By Steve Matthews, Senior Associate Consultant, FaithX
Four years ago, I was asked to preside at the funeral of one of my favorite aunts. She was born in East Tennessee and grew up in the Blue Ridge mountains of North Carolina. She was one of 9 children. She and her siblings and parents really cleaved to the notion of a small church as the epicenter of village life. At her funeral we sang The Church in the Wildwood. The words to the first stanza are:
There’s a church in the valley by the wildwood,
No lovelier spot in the dale;
No place is so dear to my childhood
As the little brown church in the vale.
It’s a nice and sentimental vision. Maybe it harks back to a simpler time, or maybe it was just an idealized notion of what my family thought church “ought” to be. In any case, a lot has changed in church-land in 100 years and in our culture regarding church.
As a consultant working with redeveloping faith communities, two questions come to mind when I think about accompanying small congregations:
- Just how big is “small?”
- How do small churches discover and engage missional opportunities?
I live in the “Bible Belt” where there are still plenty of congregations with more than 100 people attending on any given Sunday, and by some measures, these would be considered small churches. In other places in the US, an attendance of 20 people is considered a fine worshiping community. Churches may be small for any number of reasons. Conflict within, decreasing population centers, societal ambivalence toward religion, poor leadership, changing demographics, or lack of missional vision. Sometimes small churches are discounted for their smallness and perhaps excused for not being engaged in their community because they are surviving by the skin of their congregational teeth.

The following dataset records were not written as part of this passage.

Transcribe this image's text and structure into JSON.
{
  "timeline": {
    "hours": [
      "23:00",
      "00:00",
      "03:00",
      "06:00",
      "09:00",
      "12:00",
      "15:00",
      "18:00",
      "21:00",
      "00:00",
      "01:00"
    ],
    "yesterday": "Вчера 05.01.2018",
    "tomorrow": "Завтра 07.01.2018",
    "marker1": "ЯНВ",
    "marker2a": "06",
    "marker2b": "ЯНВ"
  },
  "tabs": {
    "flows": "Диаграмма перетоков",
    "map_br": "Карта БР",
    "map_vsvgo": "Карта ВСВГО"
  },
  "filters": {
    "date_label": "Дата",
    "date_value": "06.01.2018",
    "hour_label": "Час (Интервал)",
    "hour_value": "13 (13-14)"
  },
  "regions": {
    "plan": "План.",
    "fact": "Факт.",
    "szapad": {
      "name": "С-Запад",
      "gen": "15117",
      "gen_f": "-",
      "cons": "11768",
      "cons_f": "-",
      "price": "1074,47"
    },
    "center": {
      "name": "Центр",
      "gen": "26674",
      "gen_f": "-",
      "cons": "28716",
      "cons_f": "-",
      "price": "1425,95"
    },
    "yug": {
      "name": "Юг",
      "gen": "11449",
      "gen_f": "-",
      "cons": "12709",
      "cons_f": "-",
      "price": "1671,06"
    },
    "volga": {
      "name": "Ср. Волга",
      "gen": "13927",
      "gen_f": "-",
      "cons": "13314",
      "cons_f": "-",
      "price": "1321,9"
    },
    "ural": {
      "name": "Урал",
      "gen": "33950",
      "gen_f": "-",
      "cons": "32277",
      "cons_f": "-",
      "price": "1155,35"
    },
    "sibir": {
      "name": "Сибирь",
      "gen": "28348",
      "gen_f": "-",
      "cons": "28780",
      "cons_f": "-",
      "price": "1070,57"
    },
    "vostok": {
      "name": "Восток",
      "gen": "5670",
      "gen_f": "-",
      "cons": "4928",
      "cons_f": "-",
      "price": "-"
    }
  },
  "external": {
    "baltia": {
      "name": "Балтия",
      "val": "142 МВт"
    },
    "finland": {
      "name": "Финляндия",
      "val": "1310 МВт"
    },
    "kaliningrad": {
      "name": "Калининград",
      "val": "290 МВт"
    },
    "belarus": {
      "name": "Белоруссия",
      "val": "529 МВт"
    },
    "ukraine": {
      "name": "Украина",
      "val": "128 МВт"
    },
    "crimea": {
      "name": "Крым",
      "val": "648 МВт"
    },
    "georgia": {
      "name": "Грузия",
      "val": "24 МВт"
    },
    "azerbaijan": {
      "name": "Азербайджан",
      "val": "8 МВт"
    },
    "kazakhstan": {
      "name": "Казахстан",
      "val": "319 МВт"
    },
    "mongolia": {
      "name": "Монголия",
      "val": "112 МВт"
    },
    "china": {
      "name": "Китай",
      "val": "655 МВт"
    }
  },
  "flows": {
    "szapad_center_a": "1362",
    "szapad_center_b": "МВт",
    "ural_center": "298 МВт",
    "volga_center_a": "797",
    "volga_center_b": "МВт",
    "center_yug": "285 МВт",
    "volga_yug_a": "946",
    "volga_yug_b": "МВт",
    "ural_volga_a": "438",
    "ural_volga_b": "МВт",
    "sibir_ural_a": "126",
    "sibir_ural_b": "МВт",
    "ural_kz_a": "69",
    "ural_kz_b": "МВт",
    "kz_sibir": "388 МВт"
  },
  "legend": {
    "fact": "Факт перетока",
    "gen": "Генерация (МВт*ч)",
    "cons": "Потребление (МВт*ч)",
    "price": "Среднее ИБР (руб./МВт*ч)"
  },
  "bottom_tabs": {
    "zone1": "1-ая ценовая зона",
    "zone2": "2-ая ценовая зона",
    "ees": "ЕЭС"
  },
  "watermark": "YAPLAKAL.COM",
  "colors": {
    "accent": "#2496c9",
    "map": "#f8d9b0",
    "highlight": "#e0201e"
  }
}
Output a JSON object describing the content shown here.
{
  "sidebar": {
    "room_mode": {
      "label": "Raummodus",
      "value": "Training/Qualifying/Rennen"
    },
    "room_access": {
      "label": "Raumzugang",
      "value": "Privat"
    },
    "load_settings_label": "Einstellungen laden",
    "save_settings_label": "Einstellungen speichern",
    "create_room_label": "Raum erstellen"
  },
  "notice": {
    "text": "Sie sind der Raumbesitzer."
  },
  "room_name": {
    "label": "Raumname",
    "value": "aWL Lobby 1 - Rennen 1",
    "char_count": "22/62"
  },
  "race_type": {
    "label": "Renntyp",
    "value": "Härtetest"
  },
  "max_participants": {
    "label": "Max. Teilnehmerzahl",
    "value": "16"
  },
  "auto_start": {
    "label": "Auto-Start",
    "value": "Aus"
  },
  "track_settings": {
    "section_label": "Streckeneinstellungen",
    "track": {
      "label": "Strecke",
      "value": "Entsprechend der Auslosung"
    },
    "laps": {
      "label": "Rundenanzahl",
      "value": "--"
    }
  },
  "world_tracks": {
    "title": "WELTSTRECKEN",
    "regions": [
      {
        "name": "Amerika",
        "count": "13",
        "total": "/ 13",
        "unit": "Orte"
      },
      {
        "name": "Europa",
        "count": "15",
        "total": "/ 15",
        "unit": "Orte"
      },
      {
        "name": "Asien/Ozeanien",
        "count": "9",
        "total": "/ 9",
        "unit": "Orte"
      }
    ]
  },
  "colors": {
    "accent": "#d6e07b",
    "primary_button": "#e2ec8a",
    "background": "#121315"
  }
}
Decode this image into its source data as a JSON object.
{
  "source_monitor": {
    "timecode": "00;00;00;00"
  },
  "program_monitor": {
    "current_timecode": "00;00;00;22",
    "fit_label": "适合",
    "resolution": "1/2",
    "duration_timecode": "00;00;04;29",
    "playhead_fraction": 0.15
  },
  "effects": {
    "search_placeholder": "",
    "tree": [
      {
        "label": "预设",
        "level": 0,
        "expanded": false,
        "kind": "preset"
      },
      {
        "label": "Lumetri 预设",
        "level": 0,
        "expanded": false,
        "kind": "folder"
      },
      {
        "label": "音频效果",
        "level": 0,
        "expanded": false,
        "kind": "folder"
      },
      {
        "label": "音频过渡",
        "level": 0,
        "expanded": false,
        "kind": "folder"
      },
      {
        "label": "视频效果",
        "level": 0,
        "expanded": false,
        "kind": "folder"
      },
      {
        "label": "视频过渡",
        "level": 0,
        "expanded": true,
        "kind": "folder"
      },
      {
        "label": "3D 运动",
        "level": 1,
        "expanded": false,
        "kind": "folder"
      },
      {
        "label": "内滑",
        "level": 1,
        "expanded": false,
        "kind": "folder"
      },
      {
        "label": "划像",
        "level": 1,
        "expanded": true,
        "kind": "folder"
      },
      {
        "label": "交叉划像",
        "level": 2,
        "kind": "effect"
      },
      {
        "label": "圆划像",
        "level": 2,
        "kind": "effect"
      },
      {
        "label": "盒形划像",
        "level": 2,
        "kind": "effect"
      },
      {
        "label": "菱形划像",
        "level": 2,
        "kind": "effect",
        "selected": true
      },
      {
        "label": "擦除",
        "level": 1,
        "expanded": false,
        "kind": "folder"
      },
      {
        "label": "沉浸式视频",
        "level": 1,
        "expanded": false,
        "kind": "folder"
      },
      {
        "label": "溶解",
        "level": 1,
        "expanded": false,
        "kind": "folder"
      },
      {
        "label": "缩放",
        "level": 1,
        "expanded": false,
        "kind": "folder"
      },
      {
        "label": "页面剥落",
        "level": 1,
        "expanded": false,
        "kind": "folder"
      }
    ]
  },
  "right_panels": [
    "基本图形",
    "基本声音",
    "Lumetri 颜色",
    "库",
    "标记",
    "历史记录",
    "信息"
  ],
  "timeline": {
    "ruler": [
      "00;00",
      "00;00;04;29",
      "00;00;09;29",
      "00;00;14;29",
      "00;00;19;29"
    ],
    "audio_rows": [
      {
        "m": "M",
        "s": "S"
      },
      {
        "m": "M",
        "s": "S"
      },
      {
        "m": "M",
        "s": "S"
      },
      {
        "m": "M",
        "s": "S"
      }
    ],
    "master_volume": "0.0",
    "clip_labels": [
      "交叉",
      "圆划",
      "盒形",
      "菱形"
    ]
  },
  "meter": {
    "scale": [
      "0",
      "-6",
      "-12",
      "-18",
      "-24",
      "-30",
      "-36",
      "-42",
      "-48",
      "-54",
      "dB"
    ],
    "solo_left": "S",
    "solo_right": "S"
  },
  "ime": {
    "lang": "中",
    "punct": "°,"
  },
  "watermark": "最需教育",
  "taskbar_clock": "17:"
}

Yet, most small congregations have the opportunity and the capacity to impact their community in compelling ways. Most small churches are where they are because at one time their location was considered strategic. Perhaps in rural areas they were planted equidistance from small communities. In some cities, they were often situated in areas where they could serve the needs of growing communities.
Much has changed in the proverbial “vale” in recent years (whether rural or urban), and maintaining vitality and sustainability in these worshiping communities may feel like an uphill climb in 2022. One thing has not changed. Faith communities still have an opportunity and responsibility to engage with one another and neighbors in life-transforming ways. We are all still called to connection and to the transforming work of God, no matter how small we may be.
FaithX wants to accompany small congregations in this work of missional visioning, and there are many entry points. Perhaps the most accessible is the Neighborhood Demographic Report (NDR). These reports paint a picture of your neighborhood and shine light on your own missional discernment. This interactive report is available with or without consulting services (although we highly recommend at least one hour with one of our consultants). You can learn more about the NDR (formerly the Neighborhood Missional Intelligence Report) here. We are also working with cohorts of small churches within an Episcopal diocese on an exciting project called The Vitality Improvement Project for Small Churches.
If you are a small church, how is your “vale” calling you to engage more faithfully? How might we walk alongside you in this important and vital work?
Oh, and if you want to hear the Church in Wildwood sung by another East Tennessee native, you can listen here…